**TASK PROMPT**
Copy out the data word for word. The images are not part of the copy.

**Source data**
------------------------------------------------

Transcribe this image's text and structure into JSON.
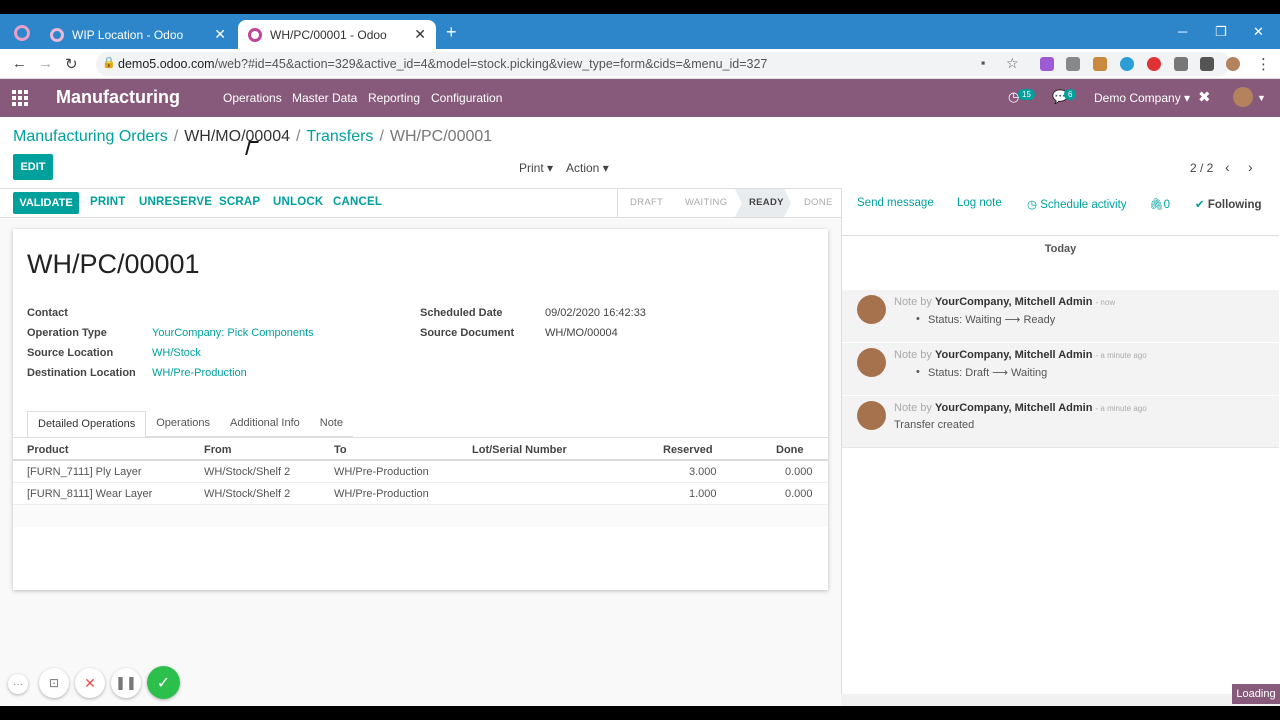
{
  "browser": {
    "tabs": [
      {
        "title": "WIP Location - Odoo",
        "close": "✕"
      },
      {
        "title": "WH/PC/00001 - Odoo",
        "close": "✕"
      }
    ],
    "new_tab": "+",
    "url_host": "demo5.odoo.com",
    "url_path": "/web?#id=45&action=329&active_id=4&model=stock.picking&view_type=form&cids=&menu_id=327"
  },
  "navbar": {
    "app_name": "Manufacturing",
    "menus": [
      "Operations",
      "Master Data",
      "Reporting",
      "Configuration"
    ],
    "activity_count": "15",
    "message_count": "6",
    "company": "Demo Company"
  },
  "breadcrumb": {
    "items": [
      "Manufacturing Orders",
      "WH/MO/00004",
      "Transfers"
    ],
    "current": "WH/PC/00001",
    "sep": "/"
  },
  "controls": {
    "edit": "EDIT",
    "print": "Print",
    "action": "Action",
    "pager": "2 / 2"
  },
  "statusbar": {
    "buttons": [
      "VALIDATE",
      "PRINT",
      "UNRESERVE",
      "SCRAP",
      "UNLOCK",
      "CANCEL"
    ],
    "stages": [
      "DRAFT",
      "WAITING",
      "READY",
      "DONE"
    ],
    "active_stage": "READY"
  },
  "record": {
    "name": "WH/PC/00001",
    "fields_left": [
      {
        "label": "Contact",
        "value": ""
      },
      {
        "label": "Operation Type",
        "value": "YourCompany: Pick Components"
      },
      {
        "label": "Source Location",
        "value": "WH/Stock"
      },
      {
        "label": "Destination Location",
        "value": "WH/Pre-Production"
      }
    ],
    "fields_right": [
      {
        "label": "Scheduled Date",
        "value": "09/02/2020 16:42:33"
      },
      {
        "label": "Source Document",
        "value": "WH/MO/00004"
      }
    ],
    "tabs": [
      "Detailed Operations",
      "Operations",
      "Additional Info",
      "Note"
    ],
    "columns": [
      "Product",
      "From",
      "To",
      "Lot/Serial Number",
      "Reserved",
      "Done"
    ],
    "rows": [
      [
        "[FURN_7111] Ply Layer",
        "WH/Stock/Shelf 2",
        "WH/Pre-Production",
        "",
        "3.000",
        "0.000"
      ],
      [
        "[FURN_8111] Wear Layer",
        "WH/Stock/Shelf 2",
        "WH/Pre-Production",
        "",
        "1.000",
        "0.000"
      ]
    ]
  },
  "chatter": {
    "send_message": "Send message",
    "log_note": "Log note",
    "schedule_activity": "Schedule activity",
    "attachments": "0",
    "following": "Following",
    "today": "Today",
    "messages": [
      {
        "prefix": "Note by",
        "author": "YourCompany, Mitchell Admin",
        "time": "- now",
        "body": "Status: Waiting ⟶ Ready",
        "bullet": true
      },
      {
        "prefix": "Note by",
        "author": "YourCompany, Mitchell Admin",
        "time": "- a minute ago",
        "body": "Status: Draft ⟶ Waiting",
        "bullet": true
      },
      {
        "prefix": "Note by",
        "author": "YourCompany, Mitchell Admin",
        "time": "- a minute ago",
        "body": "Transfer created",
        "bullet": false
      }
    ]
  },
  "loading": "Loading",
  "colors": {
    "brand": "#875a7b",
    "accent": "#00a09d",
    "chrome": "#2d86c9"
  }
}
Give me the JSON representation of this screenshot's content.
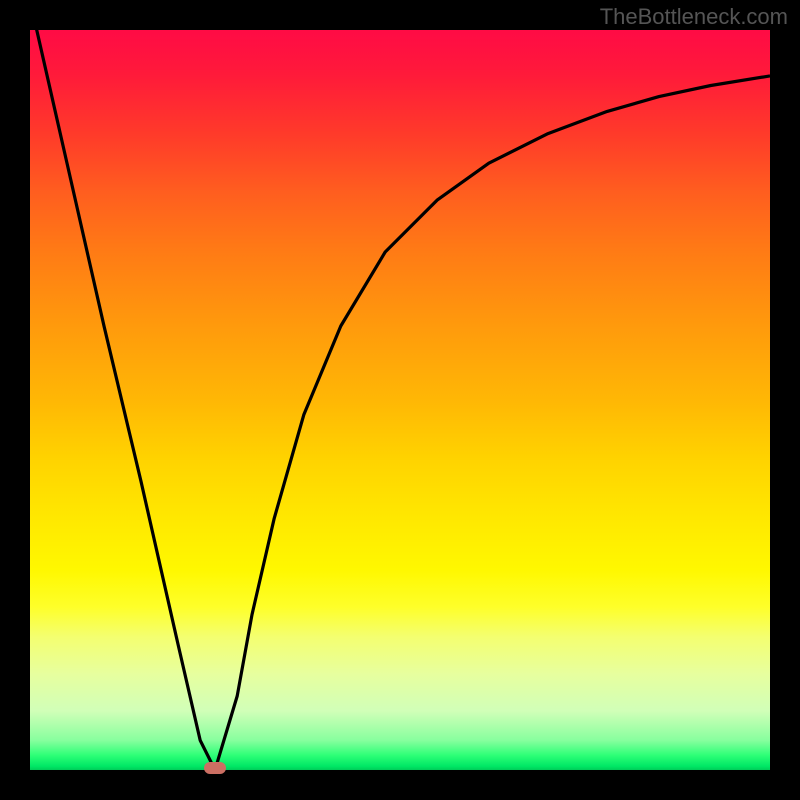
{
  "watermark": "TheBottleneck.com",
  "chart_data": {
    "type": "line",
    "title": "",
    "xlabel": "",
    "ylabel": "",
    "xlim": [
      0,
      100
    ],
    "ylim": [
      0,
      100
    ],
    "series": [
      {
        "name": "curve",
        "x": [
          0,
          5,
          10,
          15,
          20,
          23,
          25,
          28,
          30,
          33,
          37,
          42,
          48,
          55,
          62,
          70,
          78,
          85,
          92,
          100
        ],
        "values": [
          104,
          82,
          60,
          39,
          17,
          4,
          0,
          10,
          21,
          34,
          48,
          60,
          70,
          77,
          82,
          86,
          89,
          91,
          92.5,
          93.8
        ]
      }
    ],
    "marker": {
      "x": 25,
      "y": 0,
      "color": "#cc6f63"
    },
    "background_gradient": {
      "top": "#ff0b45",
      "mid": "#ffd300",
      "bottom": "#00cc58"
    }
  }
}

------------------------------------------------

**ANSWER TO THIS TASK**
Transcribe this image's text and structure into JSON.
{
  "browser": {
    "tabs": [
      {
        "title": "WIP Location - Odoo",
        "close": "✕"
      },
      {
        "title": "WH/PC/00001 - Odoo",
        "close": "✕"
      }
    ],
    "new_tab": "+",
    "url_host": "demo5.odoo.com",
    "url_path": "/web?#id=45&action=329&active_id=4&model=stock.picking&view_type=form&cids=&menu_id=327"
  },
  "navbar": {
    "app_name": "Manufacturing",
    "menus": [
      "Operations",
      "Master Data",
      "Reporting",
      "Configuration"
    ],
    "activity_count": "15",
    "message_count": "6",
    "company": "Demo Company"
  },
  "breadcrumb": {
    "items": [
      "Manufacturing Orders",
      "WH/MO/00004",
      "Transfers"
    ],
    "current": "WH/PC/00001",
    "sep": "/"
  },
  "controls": {
    "edit": "EDIT",
    "print": "Print",
    "action": "Action",
    "pager": "2 / 2"
  },
  "statusbar": {
    "buttons": [
      "VALIDATE",
      "PRINT",
      "UNRESERVE",
      "SCRAP",
      "UNLOCK",
      "CANCEL"
    ],
    "stages": [
      "DRAFT",
      "WAITING",
      "READY",
      "DONE"
    ],
    "active_stage": "READY"
  },
  "record": {
    "name": "WH/PC/00001",
    "fields_left": [
      {
        "label": "Contact",
        "value": ""
      },
      {
        "label": "Operation Type",
        "value": "YourCompany: Pick Components"
      },
      {
        "label": "Source Location",
        "value": "WH/Stock"
      },
      {
        "label": "Destination Location",
        "value": "WH/Pre-Production"
      }
    ],
    "fields_right": [
      {
        "label": "Scheduled Date",
        "value": "09/02/2020 16:42:33"
      },
      {
        "label": "Source Document",
        "value": "WH/MO/00004"
      }
    ],
    "tabs": [
      "Detailed Operations",
      "Operations",
      "Additional Info",
      "Note"
    ],
    "columns": [
      "Product",
      "From",
      "To",
      "Lot/Serial Number",
      "Reserved",
      "Done"
    ],
    "rows": [
      [
        "[FURN_7111] Ply Layer",
        "WH/Stock/Shelf 2",
        "WH/Pre-Production",
        "",
        "3.000",
        "0.000"
      ],
      [
        "[FURN_8111] Wear Layer",
        "WH/Stock/Shelf 2",
        "WH/Pre-Production",
        "",
        "1.000",
        "0.000"
      ]
    ]
  },
  "chatter": {
    "send_message": "Send message",
    "log_note": "Log note",
    "schedule_activity": "Schedule activity",
    "attachments": "0",
    "following": "Following",
    "today": "Today",
    "messages": [
      {
        "prefix": "Note by",
        "author": "YourCompany, Mitchell Admin",
        "time": "- now",
        "body": "Status: Waiting ⟶ Ready",
        "bullet": true
      },
      {
        "prefix": "Note by",
        "author": "YourCompany, Mitchell Admin",
        "time": "- a minute ago",
        "body": "Status: Draft ⟶ Waiting",
        "bullet": true
      },
      {
        "prefix": "Note by",
        "author": "YourCompany, Mitchell Admin",
        "time": "- a minute ago",
        "body": "Transfer created",
        "bullet": false
      }
    ]
  },
  "loading": "Loading",
  "colors": {
    "brand": "#875a7b",
    "accent": "#00a09d",
    "chrome": "#2d86c9"
  }
}
Give me the JSON representation of this screenshot's content.
{
  "watermark": "TheBottleneck.com",
  "chart_data": {
    "type": "line",
    "title": "",
    "xlabel": "",
    "ylabel": "",
    "xlim": [
      0,
      100
    ],
    "ylim": [
      0,
      100
    ],
    "series": [
      {
        "name": "curve",
        "x": [
          0,
          5,
          10,
          15,
          20,
          23,
          25,
          28,
          30,
          33,
          37,
          42,
          48,
          55,
          62,
          70,
          78,
          85,
          92,
          100
        ],
        "values": [
          104,
          82,
          60,
          39,
          17,
          4,
          0,
          10,
          21,
          34,
          48,
          60,
          70,
          77,
          82,
          86,
          89,
          91,
          92.5,
          93.8
        ]
      }
    ],
    "marker": {
      "x": 25,
      "y": 0,
      "color": "#cc6f63"
    },
    "background_gradient": {
      "top": "#ff0b45",
      "mid": "#ffd300",
      "bottom": "#00cc58"
    }
  }
}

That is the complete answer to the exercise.